Segment Open

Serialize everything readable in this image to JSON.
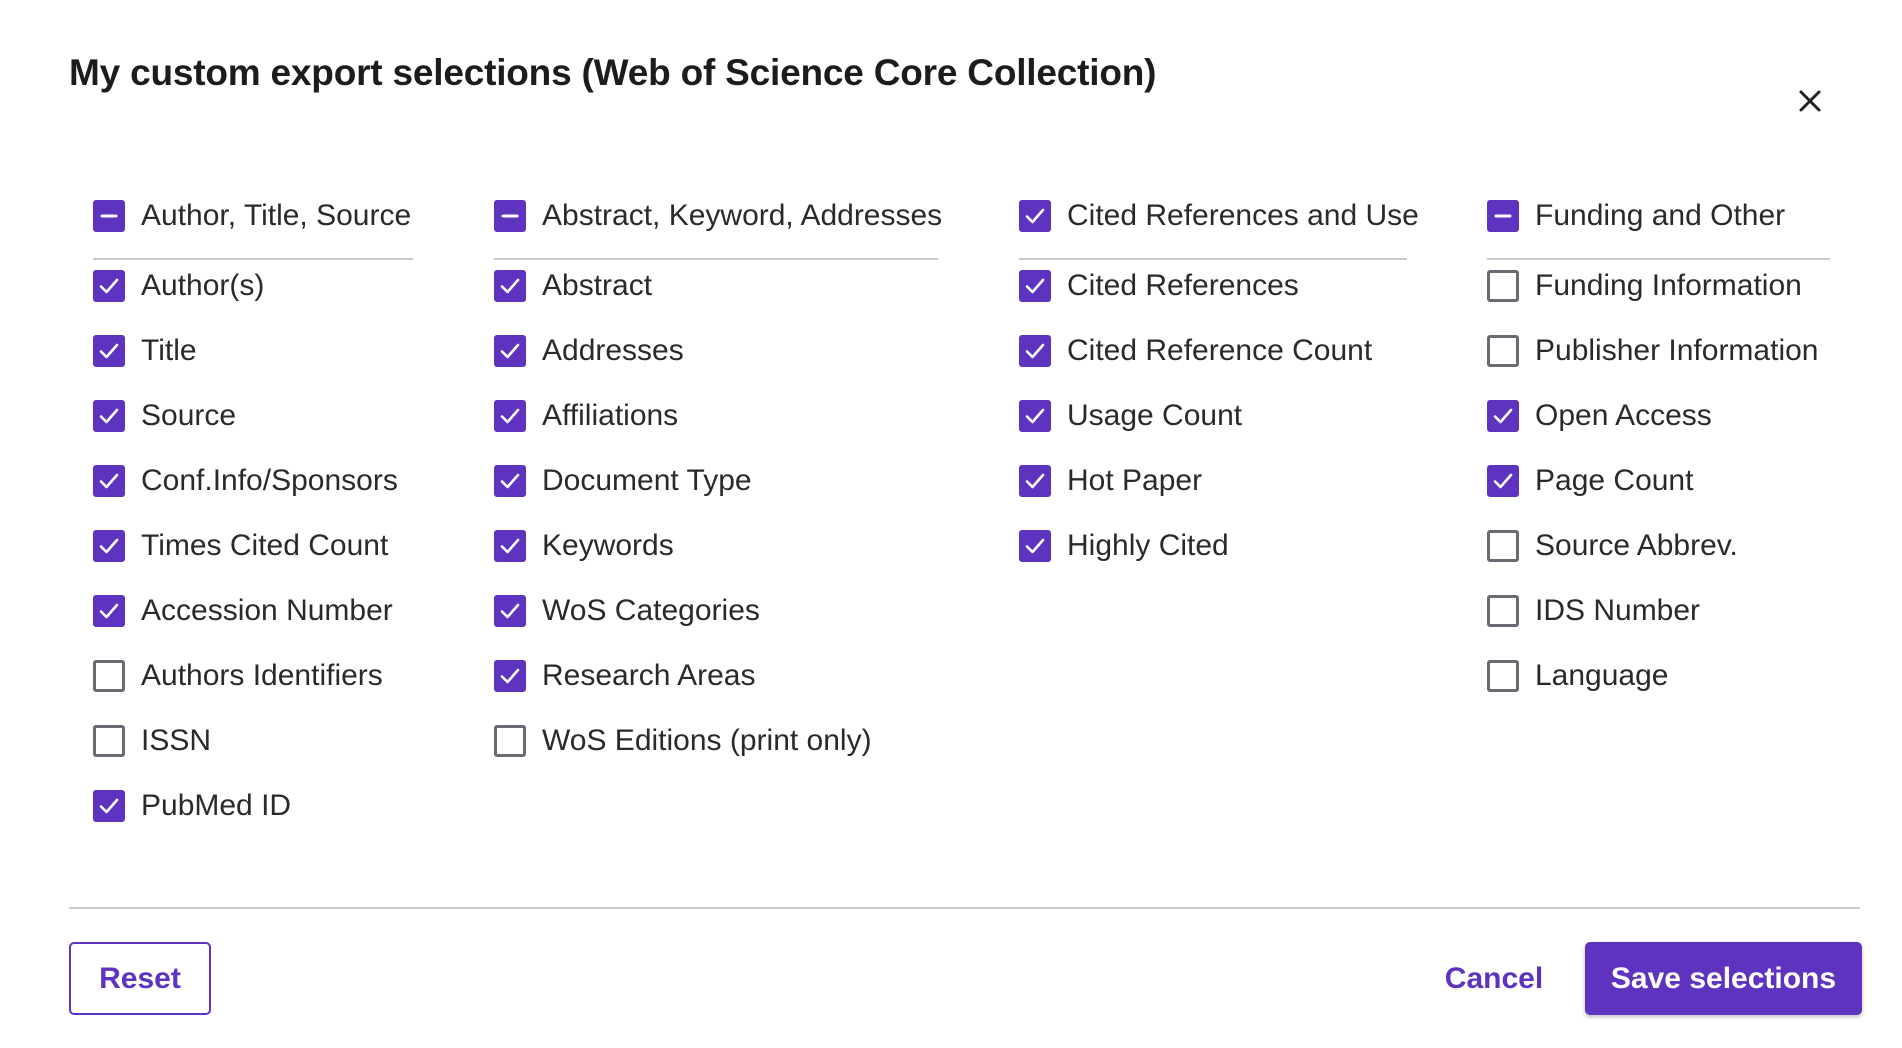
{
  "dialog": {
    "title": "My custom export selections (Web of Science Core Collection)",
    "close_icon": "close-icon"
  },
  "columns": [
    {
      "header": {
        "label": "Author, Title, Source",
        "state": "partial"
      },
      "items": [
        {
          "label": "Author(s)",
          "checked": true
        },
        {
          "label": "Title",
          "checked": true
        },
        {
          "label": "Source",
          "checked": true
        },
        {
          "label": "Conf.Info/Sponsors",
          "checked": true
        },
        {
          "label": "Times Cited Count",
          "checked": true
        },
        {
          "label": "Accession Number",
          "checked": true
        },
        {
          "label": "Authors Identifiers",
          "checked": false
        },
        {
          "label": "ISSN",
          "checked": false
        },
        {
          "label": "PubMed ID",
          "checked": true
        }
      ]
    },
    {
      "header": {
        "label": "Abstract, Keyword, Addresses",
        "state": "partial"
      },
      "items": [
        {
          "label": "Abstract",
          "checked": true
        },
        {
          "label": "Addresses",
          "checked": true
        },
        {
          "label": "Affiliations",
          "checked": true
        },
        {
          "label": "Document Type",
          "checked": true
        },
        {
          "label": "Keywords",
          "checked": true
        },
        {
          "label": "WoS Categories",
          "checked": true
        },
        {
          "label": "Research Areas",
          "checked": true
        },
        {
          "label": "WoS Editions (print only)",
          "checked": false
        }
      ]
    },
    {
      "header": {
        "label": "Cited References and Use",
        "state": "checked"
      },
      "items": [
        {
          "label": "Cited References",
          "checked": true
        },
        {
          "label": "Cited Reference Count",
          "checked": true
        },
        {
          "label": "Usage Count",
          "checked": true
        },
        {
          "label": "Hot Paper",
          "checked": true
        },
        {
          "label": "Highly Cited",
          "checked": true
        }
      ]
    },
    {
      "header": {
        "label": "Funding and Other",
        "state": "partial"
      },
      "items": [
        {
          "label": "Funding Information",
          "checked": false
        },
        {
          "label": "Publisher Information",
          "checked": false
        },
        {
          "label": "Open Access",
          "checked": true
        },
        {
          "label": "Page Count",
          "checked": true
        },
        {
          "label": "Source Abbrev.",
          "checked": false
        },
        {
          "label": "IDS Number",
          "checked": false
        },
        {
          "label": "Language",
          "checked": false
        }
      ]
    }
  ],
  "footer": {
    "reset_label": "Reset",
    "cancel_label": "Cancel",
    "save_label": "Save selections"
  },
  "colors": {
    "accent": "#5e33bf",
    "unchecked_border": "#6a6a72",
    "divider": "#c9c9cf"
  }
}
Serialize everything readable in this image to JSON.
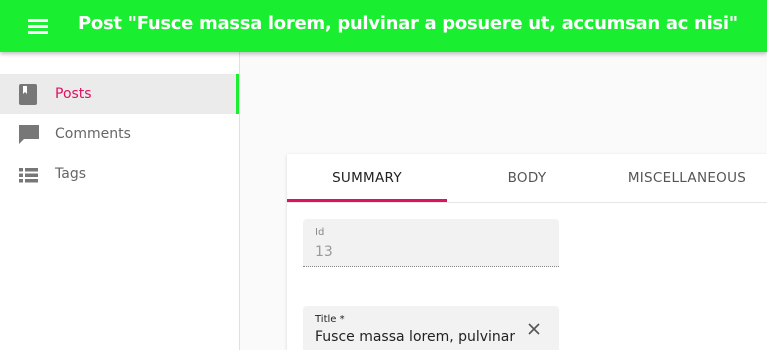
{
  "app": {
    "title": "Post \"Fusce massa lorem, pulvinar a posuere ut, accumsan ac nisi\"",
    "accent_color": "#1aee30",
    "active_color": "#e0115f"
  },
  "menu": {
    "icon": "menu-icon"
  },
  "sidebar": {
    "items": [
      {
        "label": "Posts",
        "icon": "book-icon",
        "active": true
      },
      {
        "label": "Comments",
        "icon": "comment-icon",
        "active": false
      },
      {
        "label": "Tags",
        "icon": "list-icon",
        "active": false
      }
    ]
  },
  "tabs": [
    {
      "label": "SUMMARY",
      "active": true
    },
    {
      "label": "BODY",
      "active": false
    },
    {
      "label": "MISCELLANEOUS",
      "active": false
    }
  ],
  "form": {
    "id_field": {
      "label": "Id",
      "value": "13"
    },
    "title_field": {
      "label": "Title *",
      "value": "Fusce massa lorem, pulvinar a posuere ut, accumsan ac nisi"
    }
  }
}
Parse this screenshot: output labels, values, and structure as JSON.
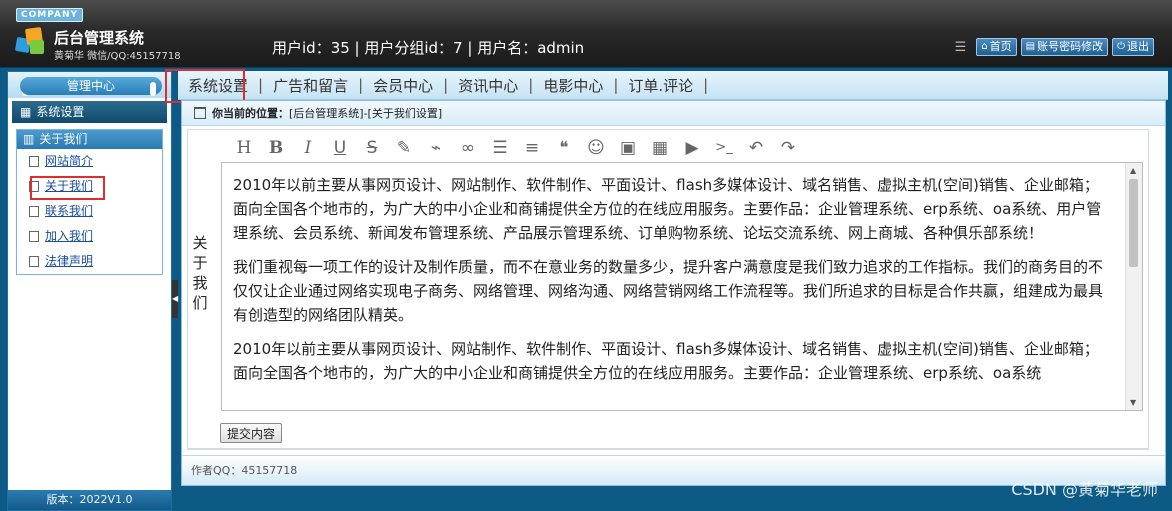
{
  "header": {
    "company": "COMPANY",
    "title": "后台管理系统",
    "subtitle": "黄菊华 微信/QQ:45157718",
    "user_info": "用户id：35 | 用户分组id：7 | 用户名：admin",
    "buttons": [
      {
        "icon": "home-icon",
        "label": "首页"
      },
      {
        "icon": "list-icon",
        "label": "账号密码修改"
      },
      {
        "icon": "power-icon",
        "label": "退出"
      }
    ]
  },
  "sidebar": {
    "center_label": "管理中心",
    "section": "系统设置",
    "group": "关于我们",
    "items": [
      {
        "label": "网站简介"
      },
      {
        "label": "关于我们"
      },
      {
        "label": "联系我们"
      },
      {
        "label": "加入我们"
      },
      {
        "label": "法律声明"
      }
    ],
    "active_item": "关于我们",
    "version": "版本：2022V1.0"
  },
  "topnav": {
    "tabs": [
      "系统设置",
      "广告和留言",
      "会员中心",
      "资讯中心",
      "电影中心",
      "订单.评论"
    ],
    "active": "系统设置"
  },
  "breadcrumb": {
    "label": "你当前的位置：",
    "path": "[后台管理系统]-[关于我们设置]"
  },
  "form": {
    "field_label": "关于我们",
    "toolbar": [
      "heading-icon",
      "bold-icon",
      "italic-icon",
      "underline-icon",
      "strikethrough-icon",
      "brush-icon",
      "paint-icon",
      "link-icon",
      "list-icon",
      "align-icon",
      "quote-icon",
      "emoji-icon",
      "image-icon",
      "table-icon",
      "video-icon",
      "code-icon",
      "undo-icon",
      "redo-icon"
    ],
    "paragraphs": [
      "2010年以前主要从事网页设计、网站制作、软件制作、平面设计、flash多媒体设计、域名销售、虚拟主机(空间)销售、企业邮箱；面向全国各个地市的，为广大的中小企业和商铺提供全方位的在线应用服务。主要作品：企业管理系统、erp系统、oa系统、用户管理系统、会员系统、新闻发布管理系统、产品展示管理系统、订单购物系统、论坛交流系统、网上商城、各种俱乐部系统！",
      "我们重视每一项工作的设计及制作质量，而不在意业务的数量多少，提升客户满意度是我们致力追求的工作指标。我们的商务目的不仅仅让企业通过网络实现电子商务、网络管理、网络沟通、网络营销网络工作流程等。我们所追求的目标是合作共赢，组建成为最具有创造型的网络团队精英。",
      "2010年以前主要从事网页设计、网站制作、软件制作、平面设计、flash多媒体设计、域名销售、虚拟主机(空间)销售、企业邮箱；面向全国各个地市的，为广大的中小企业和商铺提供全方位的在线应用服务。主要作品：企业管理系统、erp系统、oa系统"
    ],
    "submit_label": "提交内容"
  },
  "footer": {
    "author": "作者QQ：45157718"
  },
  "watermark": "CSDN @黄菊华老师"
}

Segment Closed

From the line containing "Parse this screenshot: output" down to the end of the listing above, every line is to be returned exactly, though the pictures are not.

RESPONSE BOX:
Parse this screenshot: output labels, values, and structure as JSON.
{
  "header": {
    "company": "COMPANY",
    "title": "后台管理系统",
    "subtitle": "黄菊华 微信/QQ:45157718",
    "user_info": "用户id：35 | 用户分组id：7 | 用户名：admin",
    "buttons": [
      {
        "icon": "home-icon",
        "label": "首页"
      },
      {
        "icon": "list-icon",
        "label": "账号密码修改"
      },
      {
        "icon": "power-icon",
        "label": "退出"
      }
    ]
  },
  "sidebar": {
    "center_label": "管理中心",
    "section": "系统设置",
    "group": "关于我们",
    "items": [
      {
        "label": "网站简介"
      },
      {
        "label": "关于我们"
      },
      {
        "label": "联系我们"
      },
      {
        "label": "加入我们"
      },
      {
        "label": "法律声明"
      }
    ],
    "active_item": "关于我们",
    "version": "版本：2022V1.0"
  },
  "topnav": {
    "tabs": [
      "系统设置",
      "广告和留言",
      "会员中心",
      "资讯中心",
      "电影中心",
      "订单.评论"
    ],
    "active": "系统设置"
  },
  "breadcrumb": {
    "label": "你当前的位置：",
    "path": "[后台管理系统]-[关于我们设置]"
  },
  "form": {
    "field_label": "关于我们",
    "toolbar": [
      "heading-icon",
      "bold-icon",
      "italic-icon",
      "underline-icon",
      "strikethrough-icon",
      "brush-icon",
      "paint-icon",
      "link-icon",
      "list-icon",
      "align-icon",
      "quote-icon",
      "emoji-icon",
      "image-icon",
      "table-icon",
      "video-icon",
      "code-icon",
      "undo-icon",
      "redo-icon"
    ],
    "paragraphs": [
      "2010年以前主要从事网页设计、网站制作、软件制作、平面设计、flash多媒体设计、域名销售、虚拟主机(空间)销售、企业邮箱；面向全国各个地市的，为广大的中小企业和商铺提供全方位的在线应用服务。主要作品：企业管理系统、erp系统、oa系统、用户管理系统、会员系统、新闻发布管理系统、产品展示管理系统、订单购物系统、论坛交流系统、网上商城、各种俱乐部系统！",
      "我们重视每一项工作的设计及制作质量，而不在意业务的数量多少，提升客户满意度是我们致力追求的工作指标。我们的商务目的不仅仅让企业通过网络实现电子商务、网络管理、网络沟通、网络营销网络工作流程等。我们所追求的目标是合作共赢，组建成为最具有创造型的网络团队精英。",
      "2010年以前主要从事网页设计、网站制作、软件制作、平面设计、flash多媒体设计、域名销售、虚拟主机(空间)销售、企业邮箱；面向全国各个地市的，为广大的中小企业和商铺提供全方位的在线应用服务。主要作品：企业管理系统、erp系统、oa系统"
    ],
    "submit_label": "提交内容"
  },
  "footer": {
    "author": "作者QQ：45157718"
  },
  "watermark": "CSDN @黄菊华老师"
}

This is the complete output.